* **WHAT THE EXERCISE ASKS**
Omit the pictures. Print each entry below exactly.

* **AVAILABLE RECORDS**
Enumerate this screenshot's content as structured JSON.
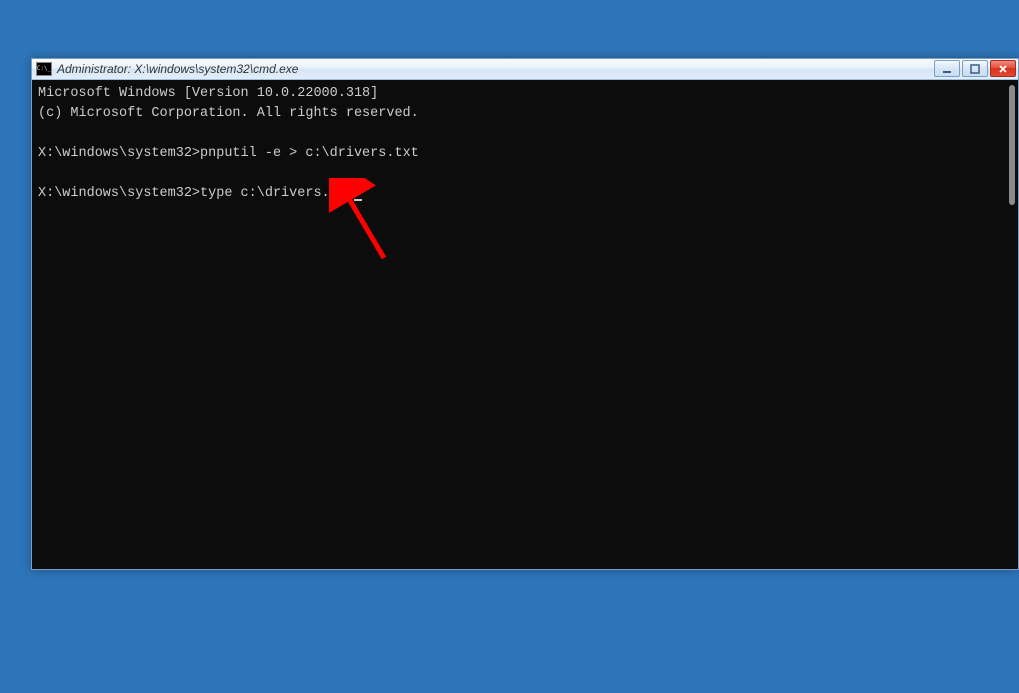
{
  "window": {
    "title": "Administrator: X:\\windows\\system32\\cmd.exe"
  },
  "terminal": {
    "line1": "Microsoft Windows [Version 10.0.22000.318]",
    "line2": "(c) Microsoft Corporation. All rights reserved.",
    "blank1": "",
    "prompt1_path": "X:\\windows\\system32>",
    "prompt1_cmd": "pnputil -e > c:\\drivers.txt",
    "blank2": "",
    "prompt2_path": "X:\\windows\\system32>",
    "prompt2_cmd": "type c:\\drivers.txt"
  },
  "controls": {
    "minimize": "minimize",
    "maximize": "maximize",
    "close": "close"
  }
}
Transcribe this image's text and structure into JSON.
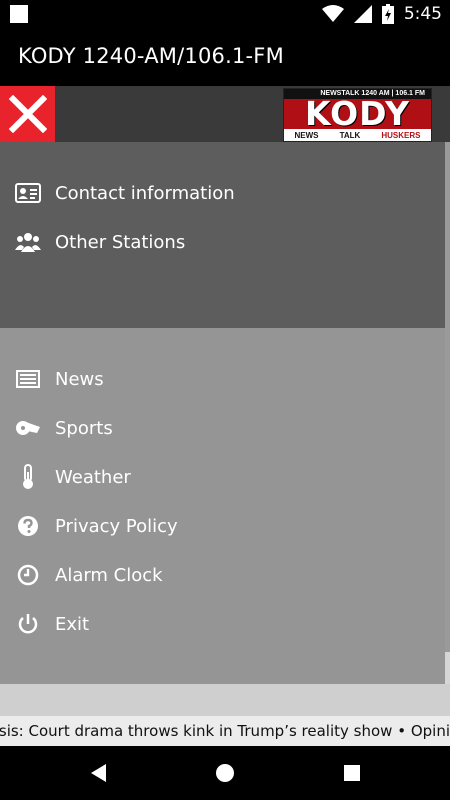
{
  "status_bar": {
    "time": "5:45"
  },
  "app_bar": {
    "title": "KODY 1240-AM/106.1-FM"
  },
  "logo": {
    "top": "NEWSTALK  1240 AM | 106.1 FM",
    "main": "KODY",
    "news": "NEWS",
    "talk": "TALK",
    "huskers": "HUSKERS"
  },
  "drawer": {
    "top_items": [
      {
        "label": "Contact information",
        "icon": "contact-card-icon"
      },
      {
        "label": "Other Stations",
        "icon": "group-icon"
      }
    ],
    "items": [
      {
        "label": "News",
        "icon": "newspaper-icon"
      },
      {
        "label": "Sports",
        "icon": "whistle-icon"
      },
      {
        "label": "Weather",
        "icon": "thermometer-icon"
      },
      {
        "label": "Privacy Policy",
        "icon": "question-icon"
      },
      {
        "label": "Alarm Clock",
        "icon": "clock-icon"
      },
      {
        "label": "Exit",
        "icon": "power-icon"
      }
    ]
  },
  "ticker": {
    "text": "ysis: Court drama throws kink in Trump’s reality show   •   Opinion"
  },
  "colors": {
    "close_bg": "#e8232b",
    "logo_red": "#b01015",
    "top_section": "#5d5d5d",
    "main_section": "#959595"
  }
}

* **TASK ANSWER**
Enumerate this screenshot's content as structured JSON.
{
  "window": {
    "title": "Administrator: X:\\windows\\system32\\cmd.exe"
  },
  "terminal": {
    "line1": "Microsoft Windows [Version 10.0.22000.318]",
    "line2": "(c) Microsoft Corporation. All rights reserved.",
    "blank1": "",
    "prompt1_path": "X:\\windows\\system32>",
    "prompt1_cmd": "pnputil -e > c:\\drivers.txt",
    "blank2": "",
    "prompt2_path": "X:\\windows\\system32>",
    "prompt2_cmd": "type c:\\drivers.txt"
  },
  "controls": {
    "minimize": "minimize",
    "maximize": "maximize",
    "close": "close"
  }
}
Transcribe this image's text and structure into JSON.
{
  "status_bar": {
    "time": "5:45"
  },
  "app_bar": {
    "title": "KODY 1240-AM/106.1-FM"
  },
  "logo": {
    "top": "NEWSTALK  1240 AM | 106.1 FM",
    "main": "KODY",
    "news": "NEWS",
    "talk": "TALK",
    "huskers": "HUSKERS"
  },
  "drawer": {
    "top_items": [
      {
        "label": "Contact information",
        "icon": "contact-card-icon"
      },
      {
        "label": "Other Stations",
        "icon": "group-icon"
      }
    ],
    "items": [
      {
        "label": "News",
        "icon": "newspaper-icon"
      },
      {
        "label": "Sports",
        "icon": "whistle-icon"
      },
      {
        "label": "Weather",
        "icon": "thermometer-icon"
      },
      {
        "label": "Privacy Policy",
        "icon": "question-icon"
      },
      {
        "label": "Alarm Clock",
        "icon": "clock-icon"
      },
      {
        "label": "Exit",
        "icon": "power-icon"
      }
    ]
  },
  "ticker": {
    "text": "ysis: Court drama throws kink in Trump’s reality show   •   Opinion"
  },
  "colors": {
    "close_bg": "#e8232b",
    "logo_red": "#b01015",
    "top_section": "#5d5d5d",
    "main_section": "#959595"
  }
}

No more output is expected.